    The exercise will focus on improving operations and communications between NORAD AND USNORTHCOM, AND SEDENA. They also hope to provide a common operational picture.

    They also expect to conduct detection, identification and interception operations of simulated illicit or threatening air targets through the exchange of information.

  • LAPD to stop emailing ICE after complaint

    Los Alamos Police Chief Dino Sgambellone said Tuesday his department will reevaluate whether the department will include Immigration and Customs Enforcement agents on a weekly email list that includes jail reports. 

    The list is sent to law enforcement and court officials every Monday.

    The chain email became an issue Monday when criminal defense attorney Jennifer Burrill publicly called out the Los Alamos Police Department for routinely sending its booking report to Immigration and Customs Enforcement agents. 

    Burrill, a Santa Fe public defender in the First judicial District, who is also the vice president of the New Mexico Criminal Defense Lawyers Association, said the department’s collaboration with ICE interfered with the state’s court system. 

  • Feds: Moving land agency will save money, improve decisions

    By DAN ELLIOTT and BRADY McCOMBS Associated Press

    DENVER (AP) — The Trump administration said Tuesday that it can save taxpayers millions of dollars, make better decisions and trim a "top heavy" office in Washington by moving the headquarters of the nation's biggest land agency to Colorado and dispersing scores of jobs across 11 states in the U.S. West.

    Interior Department officials said they hope to open the new Bureau of Land Management headquarters in the western Colorado town of Grand Junction and complete most of the job shifts by September 2020.

    Moving the bureau, which is part of the Interior Department, out of Washington is a long-cherished goal of Western state politicians who cite the preponderance of public lands in their part of the country.

    The bureau oversees nearly 388,000 square miles (1 million square kilometers) of public land — 99% of it in 12 Western states — and balances competing demands from oil and gas drilling, mining, ranching, outdoor recreation and environmental protection.

    Energy and ranching interests praised the move as an overdue step to give them better access to officials who have considerable power over their businesses.
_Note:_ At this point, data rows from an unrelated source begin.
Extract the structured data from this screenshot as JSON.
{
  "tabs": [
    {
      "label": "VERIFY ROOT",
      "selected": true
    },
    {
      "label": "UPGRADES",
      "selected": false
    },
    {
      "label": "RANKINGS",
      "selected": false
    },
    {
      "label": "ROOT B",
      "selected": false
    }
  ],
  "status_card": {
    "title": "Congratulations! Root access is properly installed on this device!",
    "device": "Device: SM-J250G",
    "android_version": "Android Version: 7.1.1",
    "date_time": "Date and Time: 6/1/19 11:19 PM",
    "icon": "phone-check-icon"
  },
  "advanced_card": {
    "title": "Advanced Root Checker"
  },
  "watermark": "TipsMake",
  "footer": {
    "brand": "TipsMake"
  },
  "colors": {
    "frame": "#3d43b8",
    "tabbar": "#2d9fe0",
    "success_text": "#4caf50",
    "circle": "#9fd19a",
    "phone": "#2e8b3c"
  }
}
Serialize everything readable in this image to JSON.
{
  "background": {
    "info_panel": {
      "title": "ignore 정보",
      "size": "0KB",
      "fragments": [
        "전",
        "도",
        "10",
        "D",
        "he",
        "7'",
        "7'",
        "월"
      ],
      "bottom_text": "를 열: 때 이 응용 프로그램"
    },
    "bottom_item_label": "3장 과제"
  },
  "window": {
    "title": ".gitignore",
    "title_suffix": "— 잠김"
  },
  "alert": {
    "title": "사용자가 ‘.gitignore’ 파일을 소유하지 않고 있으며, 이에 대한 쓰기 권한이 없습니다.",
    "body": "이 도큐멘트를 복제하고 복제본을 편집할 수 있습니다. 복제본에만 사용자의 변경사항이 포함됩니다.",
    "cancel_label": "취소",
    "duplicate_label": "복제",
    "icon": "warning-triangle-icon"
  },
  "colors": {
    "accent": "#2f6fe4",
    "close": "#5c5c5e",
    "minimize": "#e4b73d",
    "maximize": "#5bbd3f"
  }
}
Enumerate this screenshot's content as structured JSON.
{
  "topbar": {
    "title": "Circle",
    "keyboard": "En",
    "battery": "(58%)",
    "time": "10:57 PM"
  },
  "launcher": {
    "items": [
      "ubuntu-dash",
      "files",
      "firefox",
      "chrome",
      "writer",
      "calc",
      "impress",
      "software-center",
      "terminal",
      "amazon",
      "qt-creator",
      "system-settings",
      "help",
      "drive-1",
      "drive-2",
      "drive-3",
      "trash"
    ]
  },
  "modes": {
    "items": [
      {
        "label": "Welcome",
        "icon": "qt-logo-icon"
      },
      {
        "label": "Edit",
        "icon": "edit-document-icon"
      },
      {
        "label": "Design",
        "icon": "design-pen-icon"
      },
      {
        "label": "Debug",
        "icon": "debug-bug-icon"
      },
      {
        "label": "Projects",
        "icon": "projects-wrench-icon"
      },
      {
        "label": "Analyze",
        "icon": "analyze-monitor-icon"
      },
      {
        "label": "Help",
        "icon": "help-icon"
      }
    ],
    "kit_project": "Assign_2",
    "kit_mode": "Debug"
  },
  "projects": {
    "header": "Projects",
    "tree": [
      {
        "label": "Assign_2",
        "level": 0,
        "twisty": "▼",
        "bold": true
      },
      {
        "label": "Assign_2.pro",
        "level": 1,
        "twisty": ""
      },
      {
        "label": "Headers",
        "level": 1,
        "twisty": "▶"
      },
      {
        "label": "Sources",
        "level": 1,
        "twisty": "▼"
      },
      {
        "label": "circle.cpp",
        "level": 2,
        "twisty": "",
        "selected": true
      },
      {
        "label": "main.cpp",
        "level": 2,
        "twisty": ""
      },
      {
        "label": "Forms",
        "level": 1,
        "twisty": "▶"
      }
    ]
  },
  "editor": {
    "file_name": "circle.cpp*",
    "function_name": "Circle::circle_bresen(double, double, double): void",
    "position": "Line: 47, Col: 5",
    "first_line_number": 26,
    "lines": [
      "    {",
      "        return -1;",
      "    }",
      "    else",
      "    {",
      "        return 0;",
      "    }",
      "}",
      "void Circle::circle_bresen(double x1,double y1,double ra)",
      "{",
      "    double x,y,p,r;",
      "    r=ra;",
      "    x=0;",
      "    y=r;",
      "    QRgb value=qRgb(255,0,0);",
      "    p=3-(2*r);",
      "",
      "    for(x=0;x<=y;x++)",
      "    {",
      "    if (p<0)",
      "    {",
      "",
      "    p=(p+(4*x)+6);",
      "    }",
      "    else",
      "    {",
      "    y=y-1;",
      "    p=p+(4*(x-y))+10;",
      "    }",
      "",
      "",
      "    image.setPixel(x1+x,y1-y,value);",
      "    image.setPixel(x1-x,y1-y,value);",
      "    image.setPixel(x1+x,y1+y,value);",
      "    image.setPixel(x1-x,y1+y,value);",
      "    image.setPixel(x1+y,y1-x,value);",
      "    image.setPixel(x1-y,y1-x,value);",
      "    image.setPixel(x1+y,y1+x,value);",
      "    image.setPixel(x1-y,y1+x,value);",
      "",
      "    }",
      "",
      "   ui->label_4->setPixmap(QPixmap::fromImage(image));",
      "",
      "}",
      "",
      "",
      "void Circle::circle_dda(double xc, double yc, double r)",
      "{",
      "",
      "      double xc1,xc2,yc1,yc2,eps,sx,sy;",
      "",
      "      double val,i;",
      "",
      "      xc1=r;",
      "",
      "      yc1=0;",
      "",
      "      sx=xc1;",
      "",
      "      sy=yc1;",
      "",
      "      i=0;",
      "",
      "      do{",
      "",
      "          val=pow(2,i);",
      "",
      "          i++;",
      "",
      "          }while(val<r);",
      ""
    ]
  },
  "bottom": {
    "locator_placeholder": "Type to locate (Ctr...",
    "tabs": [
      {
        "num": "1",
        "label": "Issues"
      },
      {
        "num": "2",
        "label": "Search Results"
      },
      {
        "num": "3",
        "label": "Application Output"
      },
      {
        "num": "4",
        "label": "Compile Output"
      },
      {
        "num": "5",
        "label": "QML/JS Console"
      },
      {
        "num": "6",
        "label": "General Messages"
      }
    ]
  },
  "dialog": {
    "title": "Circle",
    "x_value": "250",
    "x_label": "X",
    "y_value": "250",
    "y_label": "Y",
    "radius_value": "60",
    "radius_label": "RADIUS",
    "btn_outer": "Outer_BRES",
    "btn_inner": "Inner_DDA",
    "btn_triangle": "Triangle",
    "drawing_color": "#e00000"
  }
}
Environmental groups say it will make the bureau a less important part of President Donald Trump's administration.

  • Border-state Senate candidate wants to scrap ICE

    SANTA FE (AP) — A candidate seeking the Democratic nomination to an open Senate seat wants to disband U.S.

    Immigration and Customs Enforcement and turn its responsibilities over to the FBI and others.

    New Mexico Secretary of State Maggie Toulouse Oliver said Tuesday in a statement that she wants to "abolish ICE" and accused the agency of undermining community safety and stability.

    She is competing with U.S. Rep. Ben Ray Luján in the 2020 election to succeed retiring Democratic Sen. Tom Udall.

    ICE activities are in the spotlight as the Trump administration says the agency will sweep 10 major cities for families who are in the country illegally and have been ordered to leave.

    Toulouse Oliver says ICE has strayed from its core mission of preventing terrorist acts and removing dangerous people.